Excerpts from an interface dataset
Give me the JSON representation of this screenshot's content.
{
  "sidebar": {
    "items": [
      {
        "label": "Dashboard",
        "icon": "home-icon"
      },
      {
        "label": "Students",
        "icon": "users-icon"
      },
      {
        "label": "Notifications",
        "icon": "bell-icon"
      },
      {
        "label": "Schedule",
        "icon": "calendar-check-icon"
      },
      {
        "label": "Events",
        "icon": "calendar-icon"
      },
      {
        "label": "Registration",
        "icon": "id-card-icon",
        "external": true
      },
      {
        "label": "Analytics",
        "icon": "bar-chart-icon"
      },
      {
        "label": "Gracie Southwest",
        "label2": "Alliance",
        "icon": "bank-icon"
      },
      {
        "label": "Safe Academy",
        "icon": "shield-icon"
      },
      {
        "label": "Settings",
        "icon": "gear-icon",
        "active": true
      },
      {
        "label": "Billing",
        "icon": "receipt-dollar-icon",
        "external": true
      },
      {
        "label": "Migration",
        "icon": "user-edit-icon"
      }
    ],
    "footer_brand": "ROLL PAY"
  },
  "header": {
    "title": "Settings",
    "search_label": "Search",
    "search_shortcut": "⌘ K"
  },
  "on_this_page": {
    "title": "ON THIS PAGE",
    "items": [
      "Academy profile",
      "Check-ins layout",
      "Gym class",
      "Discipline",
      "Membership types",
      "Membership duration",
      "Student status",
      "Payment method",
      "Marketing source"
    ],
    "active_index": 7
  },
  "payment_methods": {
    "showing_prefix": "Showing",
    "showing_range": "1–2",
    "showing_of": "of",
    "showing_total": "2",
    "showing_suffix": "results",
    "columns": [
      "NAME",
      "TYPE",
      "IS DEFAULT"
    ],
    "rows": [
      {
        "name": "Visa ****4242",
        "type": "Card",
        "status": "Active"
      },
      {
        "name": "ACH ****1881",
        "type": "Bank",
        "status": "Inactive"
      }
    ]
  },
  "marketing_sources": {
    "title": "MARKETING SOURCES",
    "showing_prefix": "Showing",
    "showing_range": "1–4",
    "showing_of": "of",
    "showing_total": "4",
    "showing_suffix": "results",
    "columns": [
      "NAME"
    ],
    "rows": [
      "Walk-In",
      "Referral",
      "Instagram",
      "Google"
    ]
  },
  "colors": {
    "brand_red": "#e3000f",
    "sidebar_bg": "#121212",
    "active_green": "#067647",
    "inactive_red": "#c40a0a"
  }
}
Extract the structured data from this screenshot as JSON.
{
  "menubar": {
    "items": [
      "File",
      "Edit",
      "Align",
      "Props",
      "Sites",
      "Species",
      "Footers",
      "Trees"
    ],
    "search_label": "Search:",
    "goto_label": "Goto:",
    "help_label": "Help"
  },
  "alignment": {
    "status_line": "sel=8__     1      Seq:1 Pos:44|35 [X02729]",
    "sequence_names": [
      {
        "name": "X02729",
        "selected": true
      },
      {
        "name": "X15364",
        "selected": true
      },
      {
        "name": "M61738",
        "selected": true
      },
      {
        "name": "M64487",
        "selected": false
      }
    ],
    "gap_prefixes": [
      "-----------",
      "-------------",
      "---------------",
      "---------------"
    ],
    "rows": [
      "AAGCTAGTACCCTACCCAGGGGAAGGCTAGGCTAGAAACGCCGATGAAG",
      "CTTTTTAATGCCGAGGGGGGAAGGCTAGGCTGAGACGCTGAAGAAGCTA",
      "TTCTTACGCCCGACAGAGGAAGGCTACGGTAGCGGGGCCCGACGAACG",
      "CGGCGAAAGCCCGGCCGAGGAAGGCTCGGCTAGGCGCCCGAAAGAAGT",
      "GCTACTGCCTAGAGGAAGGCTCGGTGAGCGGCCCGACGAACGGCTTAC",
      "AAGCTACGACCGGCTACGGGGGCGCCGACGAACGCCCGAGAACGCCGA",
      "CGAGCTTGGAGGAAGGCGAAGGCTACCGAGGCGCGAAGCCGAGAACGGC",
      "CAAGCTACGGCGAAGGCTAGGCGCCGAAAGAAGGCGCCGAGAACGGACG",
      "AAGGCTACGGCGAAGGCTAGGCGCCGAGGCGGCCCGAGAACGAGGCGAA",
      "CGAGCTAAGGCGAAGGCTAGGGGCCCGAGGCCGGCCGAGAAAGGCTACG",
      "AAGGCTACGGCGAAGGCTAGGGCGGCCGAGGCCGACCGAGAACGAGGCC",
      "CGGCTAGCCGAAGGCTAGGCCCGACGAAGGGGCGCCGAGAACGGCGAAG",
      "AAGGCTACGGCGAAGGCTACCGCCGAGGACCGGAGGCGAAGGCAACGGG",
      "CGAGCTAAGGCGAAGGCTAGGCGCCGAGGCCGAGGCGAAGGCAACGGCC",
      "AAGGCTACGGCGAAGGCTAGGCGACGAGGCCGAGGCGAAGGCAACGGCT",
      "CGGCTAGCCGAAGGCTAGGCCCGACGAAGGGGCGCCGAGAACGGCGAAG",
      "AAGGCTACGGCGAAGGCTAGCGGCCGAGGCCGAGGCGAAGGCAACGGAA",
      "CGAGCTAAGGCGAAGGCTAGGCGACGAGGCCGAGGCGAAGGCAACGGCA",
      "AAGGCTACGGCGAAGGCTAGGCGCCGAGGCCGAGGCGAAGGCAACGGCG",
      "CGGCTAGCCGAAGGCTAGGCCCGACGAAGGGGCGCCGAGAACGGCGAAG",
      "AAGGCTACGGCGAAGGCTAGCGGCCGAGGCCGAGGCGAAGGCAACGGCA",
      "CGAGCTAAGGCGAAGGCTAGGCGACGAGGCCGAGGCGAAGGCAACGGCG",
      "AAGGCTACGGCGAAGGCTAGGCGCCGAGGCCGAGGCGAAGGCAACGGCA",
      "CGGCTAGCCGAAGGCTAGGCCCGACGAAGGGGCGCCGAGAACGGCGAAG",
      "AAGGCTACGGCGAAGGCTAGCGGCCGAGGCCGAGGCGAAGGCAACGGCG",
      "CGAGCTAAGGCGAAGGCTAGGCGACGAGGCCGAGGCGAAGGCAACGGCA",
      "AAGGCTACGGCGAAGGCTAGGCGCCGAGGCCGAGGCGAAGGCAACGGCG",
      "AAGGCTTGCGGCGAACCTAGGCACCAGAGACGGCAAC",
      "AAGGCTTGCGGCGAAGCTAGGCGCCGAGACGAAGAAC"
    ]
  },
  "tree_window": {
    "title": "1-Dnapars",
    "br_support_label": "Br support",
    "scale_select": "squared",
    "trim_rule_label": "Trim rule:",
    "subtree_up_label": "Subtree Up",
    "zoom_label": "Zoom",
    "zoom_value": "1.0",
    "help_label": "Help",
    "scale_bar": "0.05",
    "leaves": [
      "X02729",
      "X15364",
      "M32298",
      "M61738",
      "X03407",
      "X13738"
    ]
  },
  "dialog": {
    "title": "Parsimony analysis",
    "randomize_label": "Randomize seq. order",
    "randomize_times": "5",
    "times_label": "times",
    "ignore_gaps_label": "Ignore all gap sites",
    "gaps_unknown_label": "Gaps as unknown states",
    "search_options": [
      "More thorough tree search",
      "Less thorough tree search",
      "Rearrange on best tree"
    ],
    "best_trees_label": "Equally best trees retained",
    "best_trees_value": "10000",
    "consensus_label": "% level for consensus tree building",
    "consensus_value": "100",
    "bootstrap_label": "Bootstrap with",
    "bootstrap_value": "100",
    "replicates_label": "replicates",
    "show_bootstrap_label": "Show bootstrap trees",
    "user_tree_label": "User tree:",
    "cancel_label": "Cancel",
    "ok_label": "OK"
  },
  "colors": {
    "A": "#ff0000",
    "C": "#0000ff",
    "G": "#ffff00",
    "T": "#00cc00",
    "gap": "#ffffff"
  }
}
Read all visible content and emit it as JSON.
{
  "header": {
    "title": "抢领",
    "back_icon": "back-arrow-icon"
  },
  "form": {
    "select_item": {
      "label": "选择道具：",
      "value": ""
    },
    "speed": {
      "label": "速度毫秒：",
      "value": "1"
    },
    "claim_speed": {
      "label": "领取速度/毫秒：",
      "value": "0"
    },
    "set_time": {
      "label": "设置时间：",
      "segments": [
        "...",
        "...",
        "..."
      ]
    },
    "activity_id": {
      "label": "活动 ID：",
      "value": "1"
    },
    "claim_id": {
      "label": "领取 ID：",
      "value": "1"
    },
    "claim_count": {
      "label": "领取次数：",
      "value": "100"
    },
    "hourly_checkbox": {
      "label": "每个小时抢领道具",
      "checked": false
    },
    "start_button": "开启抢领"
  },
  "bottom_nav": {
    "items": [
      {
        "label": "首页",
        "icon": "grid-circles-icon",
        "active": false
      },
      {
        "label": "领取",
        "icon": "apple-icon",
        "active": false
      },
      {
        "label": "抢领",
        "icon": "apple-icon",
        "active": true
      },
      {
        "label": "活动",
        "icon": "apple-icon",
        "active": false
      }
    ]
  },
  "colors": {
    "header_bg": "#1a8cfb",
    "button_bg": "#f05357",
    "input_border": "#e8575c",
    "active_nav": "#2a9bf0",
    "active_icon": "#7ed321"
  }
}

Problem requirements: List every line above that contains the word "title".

Exercise solution:
    "title": "Settings",
    "title": "ON THIS PAGE",
    "title": "MARKETING SOURCES",
    "title": "1-Dnapars",
    "title": "Parsimony analysis",
    "title": "抢领",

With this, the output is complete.